- [Your assignment]: Each entry below must be repeated exactly. Leave the pictures out of it.

*** Records Section Begins ***

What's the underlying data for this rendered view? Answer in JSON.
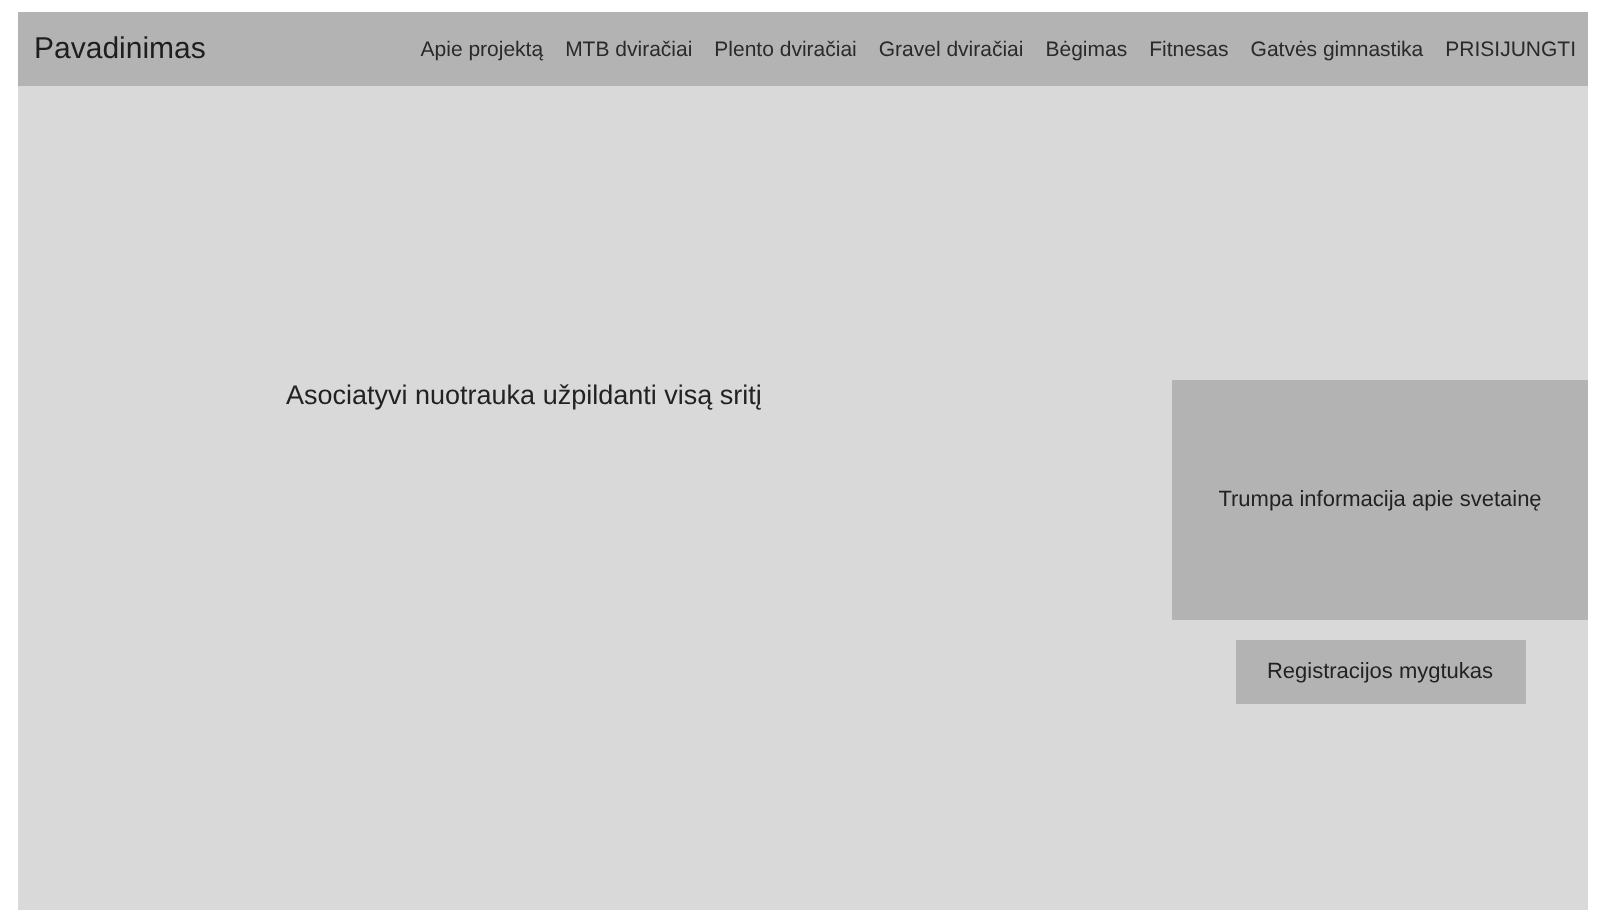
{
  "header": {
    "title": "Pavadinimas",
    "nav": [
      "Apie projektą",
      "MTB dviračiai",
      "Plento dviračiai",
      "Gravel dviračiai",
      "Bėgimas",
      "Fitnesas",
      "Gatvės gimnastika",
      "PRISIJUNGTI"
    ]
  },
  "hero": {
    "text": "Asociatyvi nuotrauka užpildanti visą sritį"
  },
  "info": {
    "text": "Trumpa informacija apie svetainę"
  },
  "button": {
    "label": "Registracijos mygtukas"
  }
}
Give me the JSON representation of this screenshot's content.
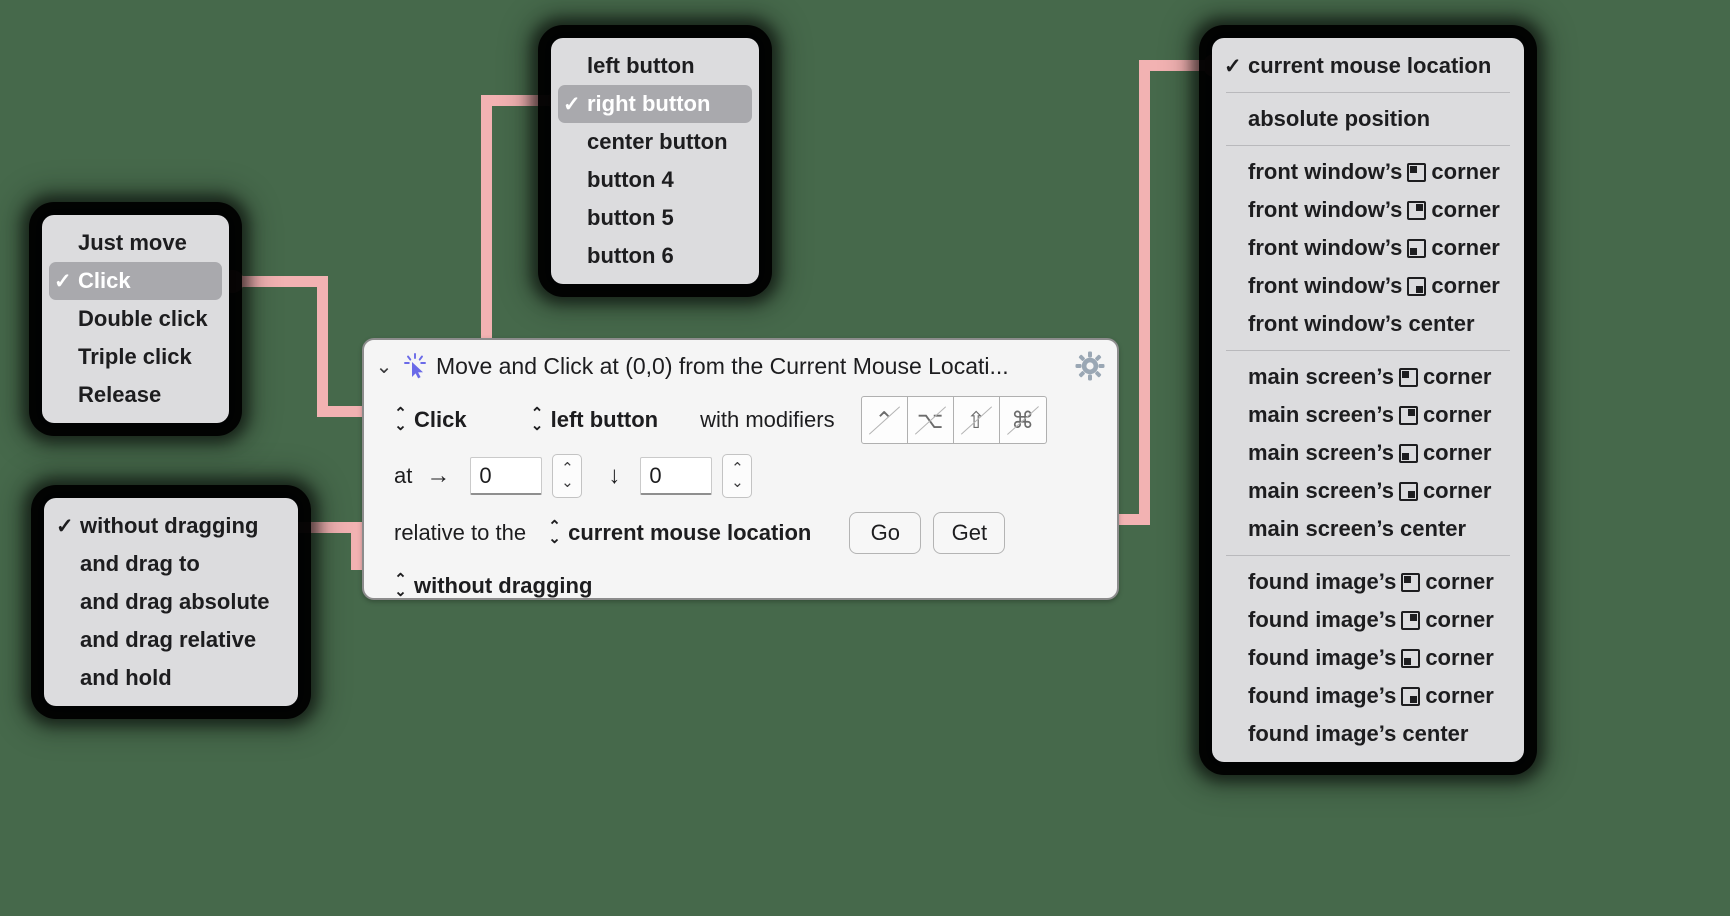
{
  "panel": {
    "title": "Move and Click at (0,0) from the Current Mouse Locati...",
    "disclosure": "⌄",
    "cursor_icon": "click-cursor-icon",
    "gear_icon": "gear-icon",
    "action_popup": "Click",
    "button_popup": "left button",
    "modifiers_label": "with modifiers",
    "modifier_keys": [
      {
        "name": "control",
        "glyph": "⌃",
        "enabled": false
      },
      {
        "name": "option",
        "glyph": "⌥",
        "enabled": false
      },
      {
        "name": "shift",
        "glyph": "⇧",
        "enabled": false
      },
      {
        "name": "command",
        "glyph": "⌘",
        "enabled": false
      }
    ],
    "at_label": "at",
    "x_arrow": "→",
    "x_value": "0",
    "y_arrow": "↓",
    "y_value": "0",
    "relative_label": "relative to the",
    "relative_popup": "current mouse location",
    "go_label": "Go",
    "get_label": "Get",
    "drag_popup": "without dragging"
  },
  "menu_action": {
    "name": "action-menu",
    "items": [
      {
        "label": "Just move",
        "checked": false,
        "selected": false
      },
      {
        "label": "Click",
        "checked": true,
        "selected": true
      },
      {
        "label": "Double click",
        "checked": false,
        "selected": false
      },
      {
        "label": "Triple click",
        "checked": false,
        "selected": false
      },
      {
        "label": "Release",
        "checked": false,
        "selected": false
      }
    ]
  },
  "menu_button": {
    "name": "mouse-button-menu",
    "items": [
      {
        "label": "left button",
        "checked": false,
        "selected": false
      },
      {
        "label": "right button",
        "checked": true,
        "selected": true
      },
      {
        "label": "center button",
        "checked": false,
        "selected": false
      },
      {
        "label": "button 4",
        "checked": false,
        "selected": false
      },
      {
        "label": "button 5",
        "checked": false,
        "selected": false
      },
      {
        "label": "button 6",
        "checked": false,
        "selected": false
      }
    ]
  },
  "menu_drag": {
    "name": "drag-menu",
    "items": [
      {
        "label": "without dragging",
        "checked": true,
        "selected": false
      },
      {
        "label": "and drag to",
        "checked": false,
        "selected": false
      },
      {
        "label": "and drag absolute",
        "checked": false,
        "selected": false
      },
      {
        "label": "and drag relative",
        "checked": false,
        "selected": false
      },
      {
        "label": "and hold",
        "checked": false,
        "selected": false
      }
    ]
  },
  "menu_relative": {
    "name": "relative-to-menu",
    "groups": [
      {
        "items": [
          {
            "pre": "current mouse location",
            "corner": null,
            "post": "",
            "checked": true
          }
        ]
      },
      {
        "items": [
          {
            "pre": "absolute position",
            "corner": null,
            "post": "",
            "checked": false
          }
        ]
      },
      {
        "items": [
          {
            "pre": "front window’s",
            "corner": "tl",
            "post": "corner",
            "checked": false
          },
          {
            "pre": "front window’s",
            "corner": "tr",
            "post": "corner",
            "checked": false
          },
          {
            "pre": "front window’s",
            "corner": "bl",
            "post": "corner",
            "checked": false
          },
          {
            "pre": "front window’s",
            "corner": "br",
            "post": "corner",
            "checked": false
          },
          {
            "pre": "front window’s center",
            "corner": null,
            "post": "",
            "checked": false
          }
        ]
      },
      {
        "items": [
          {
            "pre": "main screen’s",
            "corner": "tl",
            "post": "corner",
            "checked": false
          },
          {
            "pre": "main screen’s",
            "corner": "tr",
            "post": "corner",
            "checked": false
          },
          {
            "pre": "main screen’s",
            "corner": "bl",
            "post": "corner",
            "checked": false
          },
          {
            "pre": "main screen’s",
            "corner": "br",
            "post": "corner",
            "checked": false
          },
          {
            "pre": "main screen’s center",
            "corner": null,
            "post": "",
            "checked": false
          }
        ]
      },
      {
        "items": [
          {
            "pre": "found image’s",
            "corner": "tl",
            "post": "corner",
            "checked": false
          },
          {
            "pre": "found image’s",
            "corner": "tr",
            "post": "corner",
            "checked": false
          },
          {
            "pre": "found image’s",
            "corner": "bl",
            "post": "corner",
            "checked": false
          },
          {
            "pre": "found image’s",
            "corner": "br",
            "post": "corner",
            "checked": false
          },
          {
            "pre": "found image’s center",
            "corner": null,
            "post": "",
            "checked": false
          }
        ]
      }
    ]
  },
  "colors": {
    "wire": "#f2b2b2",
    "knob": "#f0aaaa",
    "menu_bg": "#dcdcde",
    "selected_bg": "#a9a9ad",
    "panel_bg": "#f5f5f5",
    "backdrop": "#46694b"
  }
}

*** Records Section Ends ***

- [Result for this task]:
What's the underlying data for this rendered view? Answer in JSON.
{
  "header": {
    "title": "Pavadinimas",
    "nav": [
      "Apie projektą",
      "MTB dviračiai",
      "Plento dviračiai",
      "Gravel dviračiai",
      "Bėgimas",
      "Fitnesas",
      "Gatvės gimnastika",
      "PRISIJUNGTI"
    ]
  },
  "hero": {
    "text": "Asociatyvi nuotrauka užpildanti visą sritį"
  },
  "info": {
    "text": "Trumpa informacija apie svetainę"
  },
  "button": {
    "label": "Registracijos mygtukas"
  }
}
Give me the JSON representation of this screenshot's content.
{
  "panel": {
    "title": "Move and Click at (0,0) from the Current Mouse Locati...",
    "disclosure": "⌄",
    "cursor_icon": "click-cursor-icon",
    "gear_icon": "gear-icon",
    "action_popup": "Click",
    "button_popup": "left button",
    "modifiers_label": "with modifiers",
    "modifier_keys": [
      {
        "name": "control",
        "glyph": "⌃",
        "enabled": false
      },
      {
        "name": "option",
        "glyph": "⌥",
        "enabled": false
      },
      {
        "name": "shift",
        "glyph": "⇧",
        "enabled": false
      },
      {
        "name": "command",
        "glyph": "⌘",
        "enabled": false
      }
    ],
    "at_label": "at",
    "x_arrow": "→",
    "x_value": "0",
    "y_arrow": "↓",
    "y_value": "0",
    "relative_label": "relative to the",
    "relative_popup": "current mouse location",
    "go_label": "Go",
    "get_label": "Get",
    "drag_popup": "without dragging"
  },
  "menu_action": {
    "name": "action-menu",
    "items": [
      {
        "label": "Just move",
        "checked": false,
        "selected": false
      },
      {
        "label": "Click",
        "checked": true,
        "selected": true
      },
      {
        "label": "Double click",
        "checked": false,
        "selected": false
      },
      {
        "label": "Triple click",
        "checked": false,
        "selected": false
      },
      {
        "label": "Release",
        "checked": false,
        "selected": false
      }
    ]
  },
  "menu_button": {
    "name": "mouse-button-menu",
    "items": [
      {
        "label": "left button",
        "checked": false,
        "selected": false
      },
      {
        "label": "right button",
        "checked": true,
        "selected": true
      },
      {
        "label": "center button",
        "checked": false,
        "selected": false
      },
      {
        "label": "button 4",
        "checked": false,
        "selected": false
      },
      {
        "label": "button 5",
        "checked": false,
        "selected": false
      },
      {
        "label": "button 6",
        "checked": false,
        "selected": false
      }
    ]
  },
  "menu_drag": {
    "name": "drag-menu",
    "items": [
      {
        "label": "without dragging",
        "checked": true,
        "selected": false
      },
      {
        "label": "and drag to",
        "checked": false,
        "selected": false
      },
      {
        "label": "and drag absolute",
        "checked": false,
        "selected": false
      },
      {
        "label": "and drag relative",
        "checked": false,
        "selected": false
      },
      {
        "label": "and hold",
        "checked": false,
        "selected": false
      }
    ]
  },
  "menu_relative": {
    "name": "relative-to-menu",
    "groups": [
      {
        "items": [
          {
            "pre": "current mouse location",
            "corner": null,
            "post": "",
            "checked": true
          }
        ]
      },
      {
        "items": [
          {
            "pre": "absolute position",
            "corner": null,
            "post": "",
            "checked": false
          }
        ]
      },
      {
        "items": [
          {
            "pre": "front window’s",
            "corner": "tl",
            "post": "corner",
            "checked": false
          },
          {
            "pre": "front window’s",
            "corner": "tr",
            "post": "corner",
            "checked": false
          },
          {
            "pre": "front window’s",
            "corner": "bl",
            "post": "corner",
            "checked": false
          },
          {
            "pre": "front window’s",
            "corner": "br",
            "post": "corner",
            "checked": false
          },
          {
            "pre": "front window’s center",
            "corner": null,
            "post": "",
            "checked": false
          }
        ]
      },
      {
        "items": [
          {
            "pre": "main screen’s",
            "corner": "tl",
            "post": "corner",
            "checked": false
          },
          {
            "pre": "main screen’s",
            "corner": "tr",
            "post": "corner",
            "checked": false
          },
          {
            "pre": "main screen’s",
            "corner": "bl",
            "post": "corner",
            "checked": false
          },
          {
            "pre": "main screen’s",
            "corner": "br",
            "post": "corner",
            "checked": false
          },
          {
            "pre": "main screen’s center",
            "corner": null,
            "post": "",
            "checked": false
          }
        ]
      },
      {
        "items": [
          {
            "pre": "found image’s",
            "corner": "tl",
            "post": "corner",
            "checked": false
          },
          {
            "pre": "found image’s",
            "corner": "tr",
            "post": "corner",
            "checked": false
          },
          {
            "pre": "found image’s",
            "corner": "bl",
            "post": "corner",
            "checked": false
          },
          {
            "pre": "found image’s",
            "corner": "br",
            "post": "corner",
            "checked": false
          },
          {
            "pre": "found image’s center",
            "corner": null,
            "post": "",
            "checked": false
          }
        ]
      }
    ]
  },
  "colors": {
    "wire": "#f2b2b2",
    "knob": "#f0aaaa",
    "menu_bg": "#dcdcde",
    "selected_bg": "#a9a9ad",
    "panel_bg": "#f5f5f5",
    "backdrop": "#46694b"
  }
}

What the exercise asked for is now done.